_About this exercise_
Every line below must be reproduced exactly; no pictures are to be included.

_Given entries_
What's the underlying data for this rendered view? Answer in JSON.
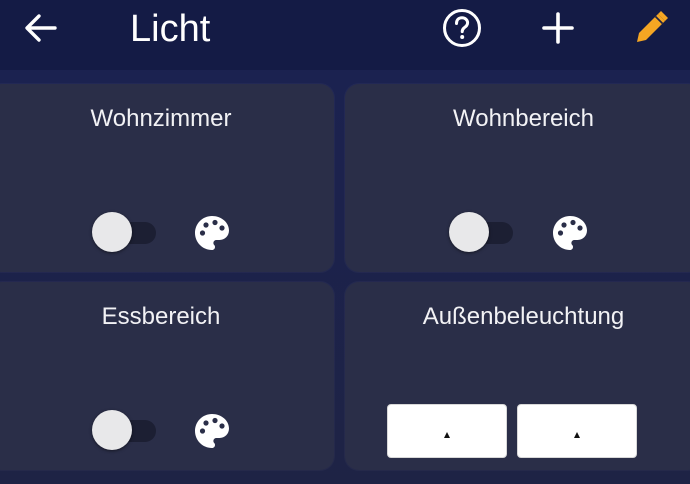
{
  "header": {
    "title": "Licht",
    "icons": [
      "arrow-left-icon",
      "help-circle-icon",
      "plus-icon",
      "pencil-icon"
    ],
    "accent_color": "#f5a623"
  },
  "cards": [
    {
      "title": "Wohnzimmer",
      "switch_on": false,
      "icon": "palette-icon"
    },
    {
      "title": "Wohnbereich",
      "switch_on": false,
      "icon": "palette-icon"
    },
    {
      "title": "Essbereich",
      "switch_on": false,
      "icon": "palette-icon"
    },
    {
      "title": "Außenbeleuchtung",
      "controls": [
        "slider-box",
        "slider-box"
      ]
    }
  ]
}
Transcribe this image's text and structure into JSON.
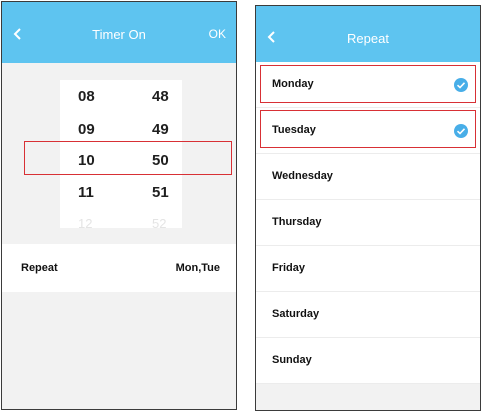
{
  "colors": {
    "header": "#5ec4f0",
    "highlight": "#d83035",
    "check": "#48aee8"
  },
  "timer_screen": {
    "title": "Timer On",
    "ok_label": "OK",
    "back_icon": "back-arrow-icon",
    "picker_rows": [
      {
        "hour": "08",
        "minute": "48"
      },
      {
        "hour": "09",
        "minute": "49"
      },
      {
        "hour": "10",
        "minute": "50"
      },
      {
        "hour": "11",
        "minute": "51"
      },
      {
        "hour": "12",
        "minute": "52"
      }
    ],
    "selected": {
      "hour": "10",
      "minute": "50"
    },
    "repeat_label": "Repeat",
    "repeat_value": "Mon,Tue"
  },
  "repeat_screen": {
    "title": "Repeat",
    "back_icon": "back-arrow-icon",
    "days": [
      {
        "label": "Monday",
        "checked": true
      },
      {
        "label": "Tuesday",
        "checked": true
      },
      {
        "label": "Wednesday",
        "checked": false
      },
      {
        "label": "Thursday",
        "checked": false
      },
      {
        "label": "Friday",
        "checked": false
      },
      {
        "label": "Saturday",
        "checked": false
      },
      {
        "label": "Sunday",
        "checked": false
      }
    ]
  }
}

_Problem solution_
What's the underlying data for this rendered view? Answer in JSON.
{
  "header": {
    "title": "Licht",
    "icons": [
      "arrow-left-icon",
      "help-circle-icon",
      "plus-icon",
      "pencil-icon"
    ],
    "accent_color": "#f5a623"
  },
  "cards": [
    {
      "title": "Wohnzimmer",
      "switch_on": false,
      "icon": "palette-icon"
    },
    {
      "title": "Wohnbereich",
      "switch_on": false,
      "icon": "palette-icon"
    },
    {
      "title": "Essbereich",
      "switch_on": false,
      "icon": "palette-icon"
    },
    {
      "title": "Außenbeleuchtung",
      "controls": [
        "slider-box",
        "slider-box"
      ]
    }
  ]
}
Transcribe this image's text and structure into JSON.
{
  "colors": {
    "header": "#5ec4f0",
    "highlight": "#d83035",
    "check": "#48aee8"
  },
  "timer_screen": {
    "title": "Timer On",
    "ok_label": "OK",
    "back_icon": "back-arrow-icon",
    "picker_rows": [
      {
        "hour": "08",
        "minute": "48"
      },
      {
        "hour": "09",
        "minute": "49"
      },
      {
        "hour": "10",
        "minute": "50"
      },
      {
        "hour": "11",
        "minute": "51"
      },
      {
        "hour": "12",
        "minute": "52"
      }
    ],
    "selected": {
      "hour": "10",
      "minute": "50"
    },
    "repeat_label": "Repeat",
    "repeat_value": "Mon,Tue"
  },
  "repeat_screen": {
    "title": "Repeat",
    "back_icon": "back-arrow-icon",
    "days": [
      {
        "label": "Monday",
        "checked": true
      },
      {
        "label": "Tuesday",
        "checked": true
      },
      {
        "label": "Wednesday",
        "checked": false
      },
      {
        "label": "Thursday",
        "checked": false
      },
      {
        "label": "Friday",
        "checked": false
      },
      {
        "label": "Saturday",
        "checked": false
      },
      {
        "label": "Sunday",
        "checked": false
      }
    ]
  }
}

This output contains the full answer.